Whenever a line of the entries below holds the string "color", copy that line and return it.

◇ ◇ ◇ ◇ ◇

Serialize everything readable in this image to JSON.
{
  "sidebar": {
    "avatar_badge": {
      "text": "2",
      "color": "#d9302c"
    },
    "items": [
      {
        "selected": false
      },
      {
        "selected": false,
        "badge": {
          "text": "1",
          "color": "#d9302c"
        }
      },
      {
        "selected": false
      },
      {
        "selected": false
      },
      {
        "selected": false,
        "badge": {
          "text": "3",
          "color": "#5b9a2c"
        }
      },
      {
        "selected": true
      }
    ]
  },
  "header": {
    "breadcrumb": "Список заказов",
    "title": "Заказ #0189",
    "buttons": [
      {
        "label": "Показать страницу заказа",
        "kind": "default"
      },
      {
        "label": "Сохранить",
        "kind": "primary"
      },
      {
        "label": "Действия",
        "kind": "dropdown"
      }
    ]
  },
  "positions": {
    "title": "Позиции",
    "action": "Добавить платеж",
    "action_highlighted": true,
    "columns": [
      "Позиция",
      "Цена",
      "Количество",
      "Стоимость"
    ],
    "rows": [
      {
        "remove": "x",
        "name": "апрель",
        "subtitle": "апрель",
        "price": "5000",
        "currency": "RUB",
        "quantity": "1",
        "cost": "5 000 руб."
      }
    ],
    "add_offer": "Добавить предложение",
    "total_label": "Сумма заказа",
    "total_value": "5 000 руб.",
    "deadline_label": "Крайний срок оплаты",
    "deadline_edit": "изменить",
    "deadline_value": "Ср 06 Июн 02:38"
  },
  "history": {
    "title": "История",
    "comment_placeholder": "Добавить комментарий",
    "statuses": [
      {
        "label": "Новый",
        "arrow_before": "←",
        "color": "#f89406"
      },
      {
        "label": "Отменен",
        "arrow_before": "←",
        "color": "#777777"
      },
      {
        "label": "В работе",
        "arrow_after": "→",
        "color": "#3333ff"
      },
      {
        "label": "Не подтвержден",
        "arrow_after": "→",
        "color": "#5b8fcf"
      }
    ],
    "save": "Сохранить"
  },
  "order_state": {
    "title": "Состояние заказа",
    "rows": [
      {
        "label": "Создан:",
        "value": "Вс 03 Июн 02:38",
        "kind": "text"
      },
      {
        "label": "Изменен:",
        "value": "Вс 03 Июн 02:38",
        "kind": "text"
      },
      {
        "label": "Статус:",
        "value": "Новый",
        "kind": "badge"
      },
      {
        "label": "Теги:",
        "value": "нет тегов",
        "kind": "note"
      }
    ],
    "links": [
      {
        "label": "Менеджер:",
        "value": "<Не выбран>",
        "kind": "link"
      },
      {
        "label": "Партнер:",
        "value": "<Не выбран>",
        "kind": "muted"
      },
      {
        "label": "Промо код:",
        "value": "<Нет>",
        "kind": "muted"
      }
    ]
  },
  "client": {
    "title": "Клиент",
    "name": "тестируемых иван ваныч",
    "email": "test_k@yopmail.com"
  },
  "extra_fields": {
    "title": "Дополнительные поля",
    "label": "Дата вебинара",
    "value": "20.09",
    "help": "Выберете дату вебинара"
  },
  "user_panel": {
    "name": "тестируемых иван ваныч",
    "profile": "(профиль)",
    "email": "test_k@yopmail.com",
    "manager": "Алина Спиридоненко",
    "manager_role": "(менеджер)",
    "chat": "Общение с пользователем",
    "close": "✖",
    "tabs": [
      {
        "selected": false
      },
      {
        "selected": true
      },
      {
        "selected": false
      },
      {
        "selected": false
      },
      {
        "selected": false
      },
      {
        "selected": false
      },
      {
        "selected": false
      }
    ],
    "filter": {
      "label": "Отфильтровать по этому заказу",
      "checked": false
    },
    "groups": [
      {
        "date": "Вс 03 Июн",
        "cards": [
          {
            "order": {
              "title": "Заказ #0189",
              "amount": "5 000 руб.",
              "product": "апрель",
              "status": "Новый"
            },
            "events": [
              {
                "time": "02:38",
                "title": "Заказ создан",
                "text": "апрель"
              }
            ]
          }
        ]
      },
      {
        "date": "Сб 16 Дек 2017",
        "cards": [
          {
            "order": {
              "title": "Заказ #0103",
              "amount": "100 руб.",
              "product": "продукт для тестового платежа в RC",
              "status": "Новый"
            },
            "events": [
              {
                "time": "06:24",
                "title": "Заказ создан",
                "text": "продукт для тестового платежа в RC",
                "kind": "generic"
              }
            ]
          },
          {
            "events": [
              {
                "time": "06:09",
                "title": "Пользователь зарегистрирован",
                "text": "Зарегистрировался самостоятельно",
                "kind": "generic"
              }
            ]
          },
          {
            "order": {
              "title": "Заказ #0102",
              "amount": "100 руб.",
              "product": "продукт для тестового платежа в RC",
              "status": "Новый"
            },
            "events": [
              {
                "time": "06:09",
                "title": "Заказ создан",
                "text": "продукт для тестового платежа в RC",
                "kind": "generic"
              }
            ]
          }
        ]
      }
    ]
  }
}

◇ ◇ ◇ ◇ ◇

■ **Output below**
      "color": "#d9302c"
          "color": "#d9302c"
          "color": "#5b9a2c"
        "color": "#f89406"
        "color": "#777777"
        "color": "#3333ff"
        "color": "#5b8fcf"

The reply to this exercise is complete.